> MATERIAL PROVIDED:
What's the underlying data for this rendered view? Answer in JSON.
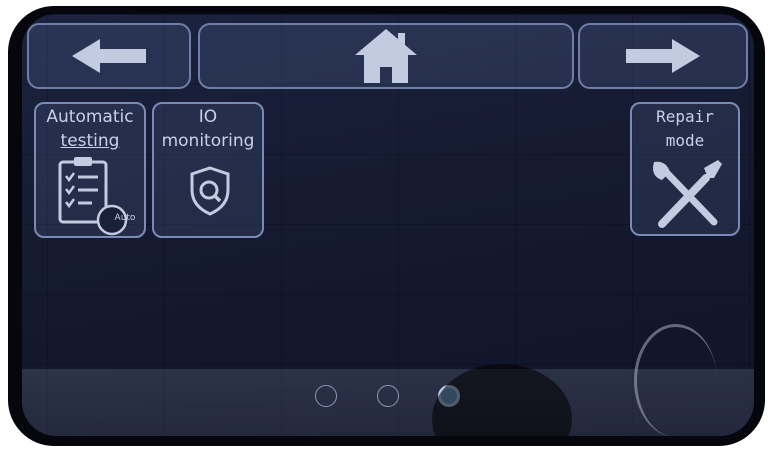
{
  "nav": {
    "back": {
      "icon": "arrow-left-icon"
    },
    "home": {
      "icon": "home-icon"
    },
    "forward": {
      "icon": "arrow-right-icon"
    }
  },
  "tiles": [
    {
      "label": "Automatic testing",
      "line1": "Automatic",
      "line2": "testing",
      "icon": "clipboard-checklist-icon",
      "badge": "Auto"
    },
    {
      "label": "IO monitoring",
      "line1": "IO",
      "line2": "monitoring",
      "icon": "shield-search-icon"
    },
    {
      "label": "Repair mode",
      "line1": "Repair",
      "line2": "mode",
      "icon": "wrench-screwdriver-icon"
    }
  ],
  "pagination": {
    "pages": 3,
    "current": 3
  },
  "colors": {
    "icon": "#c3cbe0",
    "border": "#7c8bb5",
    "accent": "#6fa0d8"
  }
}
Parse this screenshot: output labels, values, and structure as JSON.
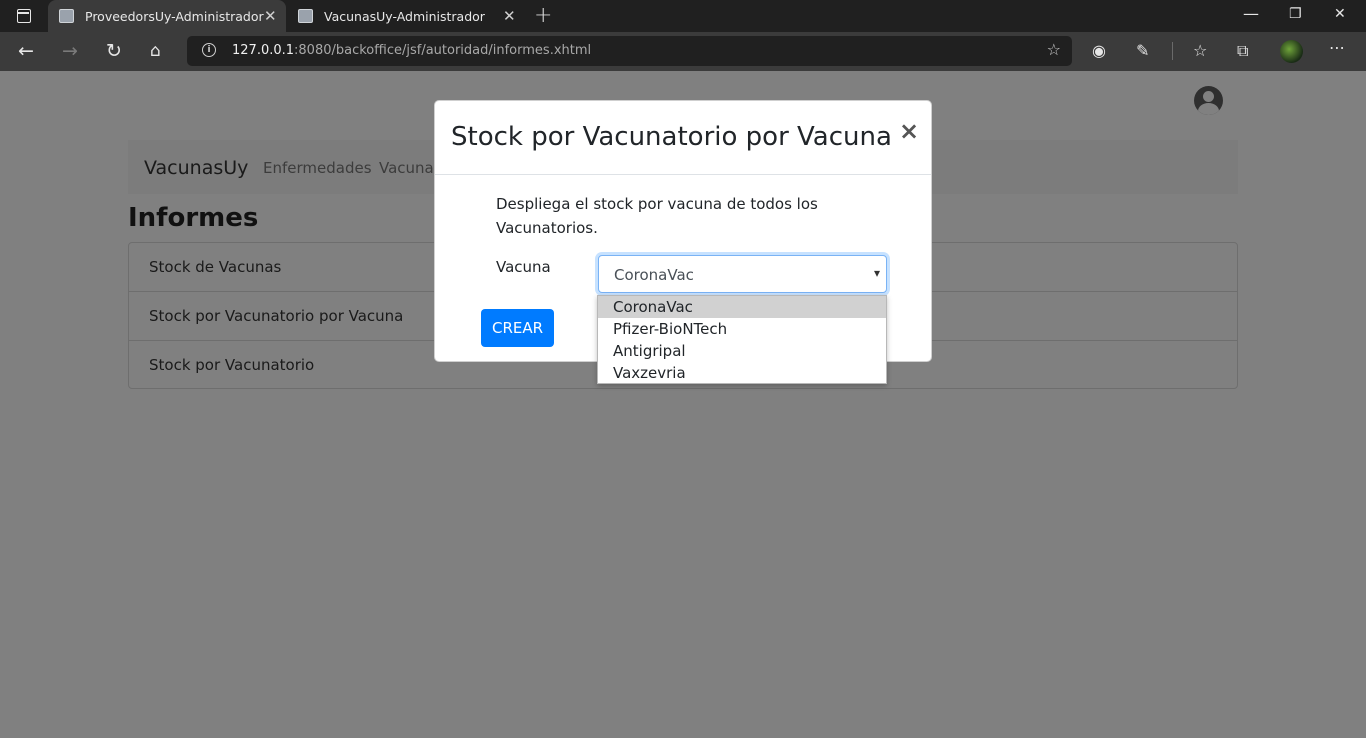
{
  "browser": {
    "tabs": [
      {
        "title": "ProveedorsUy-Administrador",
        "active": true
      },
      {
        "title": "VacunasUy-Administrador",
        "active": false
      }
    ],
    "url": {
      "host": "127.0.0.1",
      "rest": ":8080/backoffice/jsf/autoridad/informes.xhtml"
    },
    "icons": {
      "back": "back-arrow-icon",
      "forward": "forward-arrow-icon",
      "reload": "reload-icon",
      "home": "home-icon"
    }
  },
  "navbar": {
    "brand": "VacunasUy",
    "links": [
      "Enfermedades",
      "Vacunas"
    ]
  },
  "page": {
    "title": "Informes",
    "reports": [
      "Stock de Vacunas",
      "Stock por Vacunatorio por Vacuna",
      "Stock por Vacunatorio"
    ]
  },
  "modal": {
    "title": "Stock por Vacunatorio por Vacuna",
    "close": "×",
    "description": "Despliega el stock por vacuna de todos los Vacunatorios.",
    "field_label": "Vacuna",
    "selected_value": "CoronaVac",
    "options": [
      "CoronaVac",
      "Pfizer-BioNTech",
      "Antigripal",
      "Vaxzevria"
    ],
    "submit_label": "CREAR",
    "accent_color": "#007bff"
  }
}
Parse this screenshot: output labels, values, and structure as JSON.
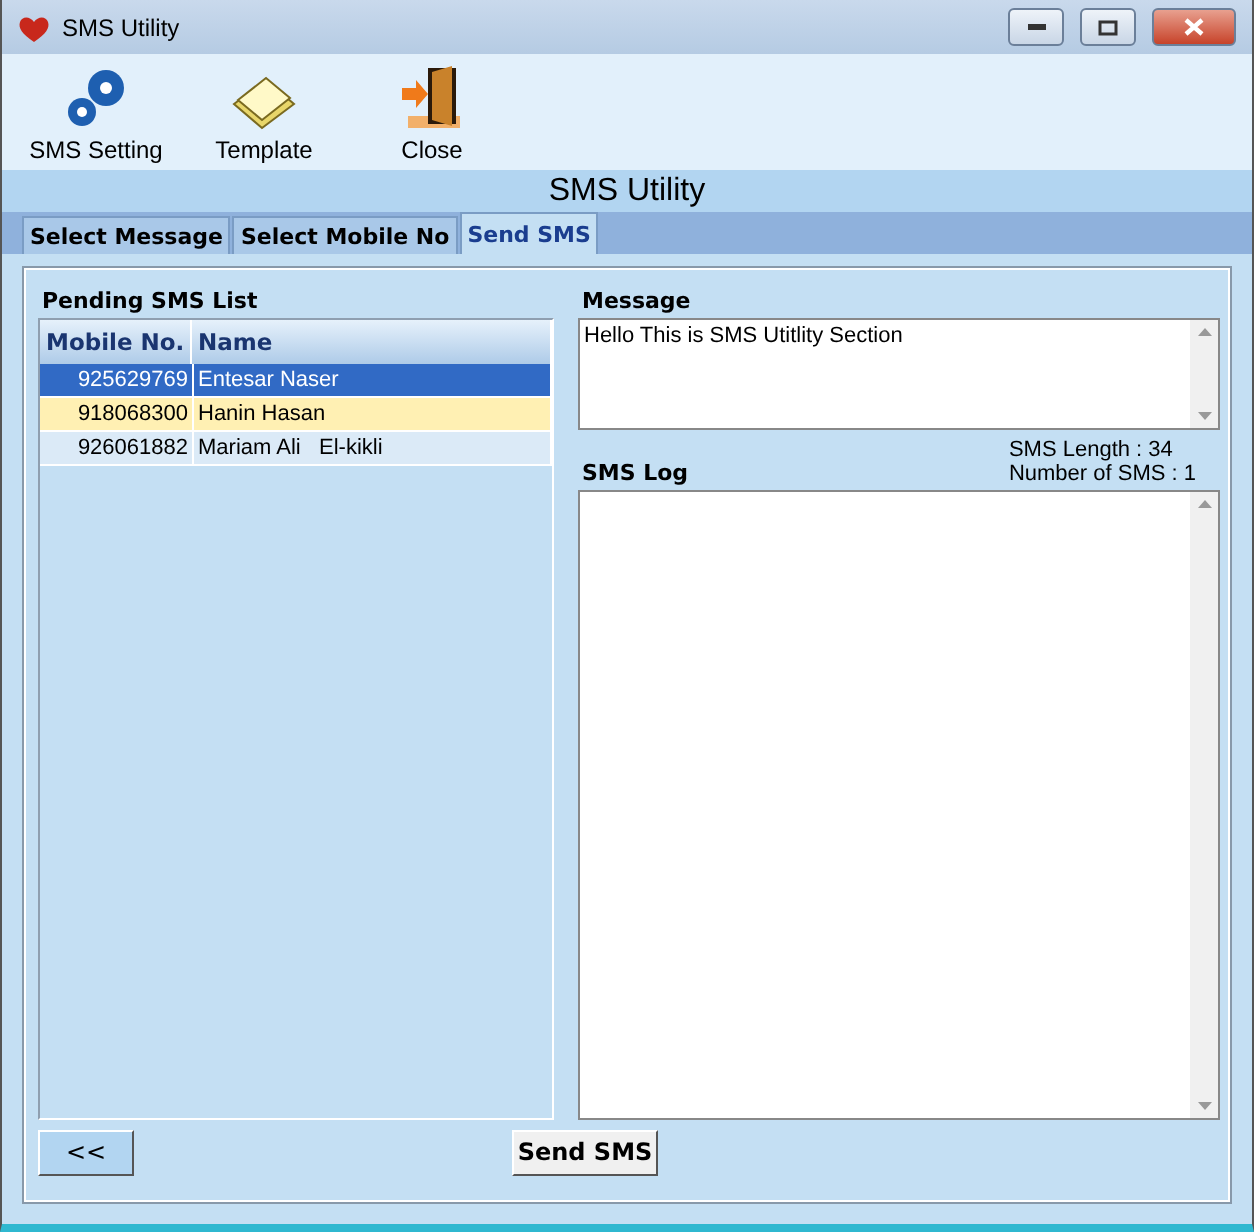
{
  "window": {
    "title": "SMS Utility"
  },
  "toolbar": [
    {
      "kind": "gears",
      "label": "SMS Setting"
    },
    {
      "kind": "notes",
      "label": "Template"
    },
    {
      "kind": "door",
      "label": "Close"
    }
  ],
  "heading": "SMS Utility",
  "tabs": [
    {
      "label": "Select Message",
      "selected": false
    },
    {
      "label": "Select Mobile No",
      "selected": false
    },
    {
      "label": "Send SMS",
      "selected": true
    }
  ],
  "pending": {
    "title": "Pending SMS List",
    "columns": [
      "Mobile No.",
      "Name"
    ],
    "rows": [
      {
        "mobile": "925629769",
        "name": "Entesar Naser",
        "selected": true,
        "highlighted": false
      },
      {
        "mobile": "918068300",
        "name": "Hanin Hasan",
        "selected": false,
        "highlighted": true
      },
      {
        "mobile": "926061882",
        "name": "Mariam Ali   El-kikli",
        "selected": false,
        "highlighted": false
      }
    ]
  },
  "message": {
    "label": "Message",
    "value": "Hello This is SMS Utitlity Section"
  },
  "sms_length": "SMS Length : 34",
  "sms_count": "Number of SMS : 1",
  "log": {
    "label": "SMS Log"
  },
  "buttons": {
    "back": "<<",
    "send": "Send SMS"
  }
}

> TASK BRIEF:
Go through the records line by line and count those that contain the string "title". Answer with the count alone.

> EXPECTED ANSWER:
6